A prolific etcher, lithographer, and illustrator from Philadelphia, Pennell studied under Thomas Eakins (1844-1916) at the Pennsylvania Academy of Fine Arts.
In 1880, he left the academy to pursue a career as an illustrator for Scribner’s, Century, Harpers, and McClure’s. A year later, Pennell received a commission from Century
to illustrate an article on Philadelphia written by his future wife, Elizabeth Robins. It was to be the first of many collaborations for the couple.
Following their marriage in 1884, the Pennells travelled to England for their honeymoon. Their first trip to Canterbury by bicycle inspired the couple to write and illustrate an amusing narrative of their journey.
The resulting book, Canterbury Pilgrimage (1885), was the first of the Pennells’ many joint travel books. They collaborated on four additional travel books in the first five years of their marriage alone: An Italian Pilgrimage (1887), Our Sentimental Journey through France and Italy (1888), Two Pilgrims’ Progress from fair Florence to Eternal Rome (1887-89), and Our Journey to the Hebrides (1889). These and other travel writings by the couple were light and informative, intended to share their passion and excitement for travel with their readers. The Pennells’ early success in travel writing and illustration led to numerous commissions and further opportunities
to travel. They would spend the next 33 years living and traveling abroad.
It was during the Pennells’ early years in London that they first met the American avant-garde painter James Abbott McNeill Whistler (1834-1903).
A highly skilled etcher, Whistler had executed prints of European streets and harbors, and his work influenced Pennell’s style and adoption of the Aesthetic Movement’s style and philosophy.

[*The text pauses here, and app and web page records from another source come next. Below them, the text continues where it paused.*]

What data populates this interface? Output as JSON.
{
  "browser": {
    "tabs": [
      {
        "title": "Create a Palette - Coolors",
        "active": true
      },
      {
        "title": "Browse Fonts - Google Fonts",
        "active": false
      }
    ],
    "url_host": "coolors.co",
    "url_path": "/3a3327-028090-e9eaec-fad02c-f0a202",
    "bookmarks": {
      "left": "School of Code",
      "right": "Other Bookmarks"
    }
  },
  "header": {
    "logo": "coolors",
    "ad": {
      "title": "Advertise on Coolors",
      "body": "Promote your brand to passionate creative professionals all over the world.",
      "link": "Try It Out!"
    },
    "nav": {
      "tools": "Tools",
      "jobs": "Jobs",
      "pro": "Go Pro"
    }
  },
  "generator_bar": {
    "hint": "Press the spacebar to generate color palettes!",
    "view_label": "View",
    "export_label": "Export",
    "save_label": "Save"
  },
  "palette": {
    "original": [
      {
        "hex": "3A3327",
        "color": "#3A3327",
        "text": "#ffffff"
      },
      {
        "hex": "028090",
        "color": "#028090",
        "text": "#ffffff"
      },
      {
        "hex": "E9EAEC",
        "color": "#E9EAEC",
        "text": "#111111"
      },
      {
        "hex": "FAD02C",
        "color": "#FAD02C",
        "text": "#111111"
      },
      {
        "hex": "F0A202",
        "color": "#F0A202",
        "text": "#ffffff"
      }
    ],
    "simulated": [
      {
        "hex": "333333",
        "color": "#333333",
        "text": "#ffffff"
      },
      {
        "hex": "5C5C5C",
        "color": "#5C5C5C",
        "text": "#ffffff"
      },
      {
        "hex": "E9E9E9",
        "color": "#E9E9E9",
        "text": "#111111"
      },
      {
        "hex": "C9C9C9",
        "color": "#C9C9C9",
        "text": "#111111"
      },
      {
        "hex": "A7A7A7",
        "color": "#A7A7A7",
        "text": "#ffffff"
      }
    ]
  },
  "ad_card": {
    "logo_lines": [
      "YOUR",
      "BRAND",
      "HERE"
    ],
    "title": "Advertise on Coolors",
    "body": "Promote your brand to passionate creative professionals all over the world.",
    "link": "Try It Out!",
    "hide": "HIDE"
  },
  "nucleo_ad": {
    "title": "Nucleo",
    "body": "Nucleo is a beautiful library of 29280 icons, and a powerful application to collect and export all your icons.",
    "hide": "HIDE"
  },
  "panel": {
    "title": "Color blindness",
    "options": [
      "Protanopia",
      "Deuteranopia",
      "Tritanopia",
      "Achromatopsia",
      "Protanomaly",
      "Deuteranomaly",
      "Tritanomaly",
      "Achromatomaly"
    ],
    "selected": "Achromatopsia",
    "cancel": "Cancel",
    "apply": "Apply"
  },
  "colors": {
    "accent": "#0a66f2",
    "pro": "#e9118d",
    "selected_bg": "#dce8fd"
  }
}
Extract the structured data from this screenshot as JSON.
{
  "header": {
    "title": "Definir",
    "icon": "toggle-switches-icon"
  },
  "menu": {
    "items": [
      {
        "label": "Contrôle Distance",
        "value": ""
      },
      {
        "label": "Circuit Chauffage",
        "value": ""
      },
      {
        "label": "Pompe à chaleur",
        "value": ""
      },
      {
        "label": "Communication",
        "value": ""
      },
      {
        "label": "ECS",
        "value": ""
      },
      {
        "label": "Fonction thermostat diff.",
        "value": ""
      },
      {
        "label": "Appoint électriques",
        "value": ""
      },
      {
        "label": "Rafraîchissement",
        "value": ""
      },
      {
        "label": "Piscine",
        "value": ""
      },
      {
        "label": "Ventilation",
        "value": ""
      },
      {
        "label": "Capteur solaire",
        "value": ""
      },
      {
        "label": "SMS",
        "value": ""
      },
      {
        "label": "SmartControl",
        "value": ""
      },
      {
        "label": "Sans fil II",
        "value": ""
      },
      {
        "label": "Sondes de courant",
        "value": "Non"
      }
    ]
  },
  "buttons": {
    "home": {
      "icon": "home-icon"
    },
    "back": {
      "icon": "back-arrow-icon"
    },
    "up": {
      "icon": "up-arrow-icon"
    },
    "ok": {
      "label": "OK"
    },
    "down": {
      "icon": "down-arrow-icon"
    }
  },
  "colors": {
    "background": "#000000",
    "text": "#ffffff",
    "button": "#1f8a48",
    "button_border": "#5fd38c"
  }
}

Years later, Whistler asked the Pennells to write his biography, The Life of James McNeill Whistler, which was eventually published in 1908.
Joseph Pennell: Journeys on Paper is comprised of works from Pennell’s travels to England, Holland, Germany, Switzerland, Belgium, France, Spain, Italy, Greece, New York, and Philadelphia. This includes illustrations of Swiss mountaineering for the Pennells’ article “Play and Work in the Alps” (1891), lithographs of ancient temples in Italy and Greece from Pennell’s “Land of Temples” series, etchings of famous buildings and monuments from across Europe, and a rare, experimental mezzotint of London, Wren’s City, 1909.